Your assignment
Output the data below exactly. Leave nothing out.

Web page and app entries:
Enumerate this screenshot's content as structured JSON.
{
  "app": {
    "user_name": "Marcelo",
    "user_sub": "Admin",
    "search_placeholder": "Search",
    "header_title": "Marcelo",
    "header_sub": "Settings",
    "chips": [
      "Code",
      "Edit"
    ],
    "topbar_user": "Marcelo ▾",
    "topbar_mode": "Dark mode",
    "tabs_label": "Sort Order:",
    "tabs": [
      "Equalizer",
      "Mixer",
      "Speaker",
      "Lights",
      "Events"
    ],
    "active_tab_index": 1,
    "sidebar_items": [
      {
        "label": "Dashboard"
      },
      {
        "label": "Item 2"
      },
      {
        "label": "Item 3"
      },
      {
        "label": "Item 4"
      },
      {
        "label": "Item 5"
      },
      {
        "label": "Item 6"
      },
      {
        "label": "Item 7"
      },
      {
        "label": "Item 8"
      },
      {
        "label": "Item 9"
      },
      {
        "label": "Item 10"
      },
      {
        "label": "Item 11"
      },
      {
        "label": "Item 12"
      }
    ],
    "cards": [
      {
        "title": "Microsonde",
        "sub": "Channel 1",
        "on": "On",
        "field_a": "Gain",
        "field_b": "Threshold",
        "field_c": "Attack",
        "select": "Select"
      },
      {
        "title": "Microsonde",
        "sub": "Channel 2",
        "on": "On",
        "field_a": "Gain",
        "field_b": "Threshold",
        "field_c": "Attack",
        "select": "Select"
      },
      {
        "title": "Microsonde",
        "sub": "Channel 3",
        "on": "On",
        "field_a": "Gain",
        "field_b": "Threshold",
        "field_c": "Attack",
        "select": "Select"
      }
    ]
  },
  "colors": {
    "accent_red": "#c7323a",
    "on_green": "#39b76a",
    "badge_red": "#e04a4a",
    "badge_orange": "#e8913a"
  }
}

Exercise output
Enumerate this screenshot's content as structured JSON.
{
  "app": {
    "user_name": "Marcelo",
    "user_sub": "Admin",
    "search_placeholder": "Search",
    "header_title": "Marcelo",
    "header_sub": "Settings",
    "chips": [
      "Code",
      "Edit"
    ],
    "topbar_user": "Marcelo ▾",
    "topbar_mode": "Dark mode",
    "tabs_label": "Sort Order:",
    "tabs": [
      "Equalizer",
      "Mixer",
      "Speaker",
      "Lights",
      "Events"
    ],
    "active_tab_index": 1,
    "sidebar_items": [
      {
        "label": "Dashboard"
      },
      {
        "label": "Item 2"
      },
      {
        "label": "Item 3"
      },
      {
        "label": "Item 4"
      },
      {
        "label": "Item 5"
      },
      {
        "label": "Item 6"
      },
      {
        "label": "Item 7"
      },
      {
        "label": "Item 8"
      },
      {
        "label": "Item 9"
      },
      {
        "label": "Item 10"
      },
      {
        "label": "Item 11"
      },
      {
        "label": "Item 12"
      }
    ],
    "cards": [
      {
        "title": "Microsonde",
        "sub": "Channel 1",
        "on": "On",
        "field_a": "Gain",
        "field_b": "Threshold",
        "field_c": "Attack",
        "select": "Select"
      },
      {
        "title": "Microsonde",
        "sub": "Channel 2",
        "on": "On",
        "field_a": "Gain",
        "field_b": "Threshold",
        "field_c": "Attack",
        "select": "Select"
      },
      {
        "title": "Microsonde",
        "sub": "Channel 3",
        "on": "On",
        "field_a": "Gain",
        "field_b": "Threshold",
        "field_c": "Attack",
        "select": "Select"
      }
    ]
  },
  "colors": {
    "accent_red": "#c7323a",
    "on_green": "#39b76a",
    "badge_red": "#e04a4a",
    "badge_orange": "#e8913a"
  }
}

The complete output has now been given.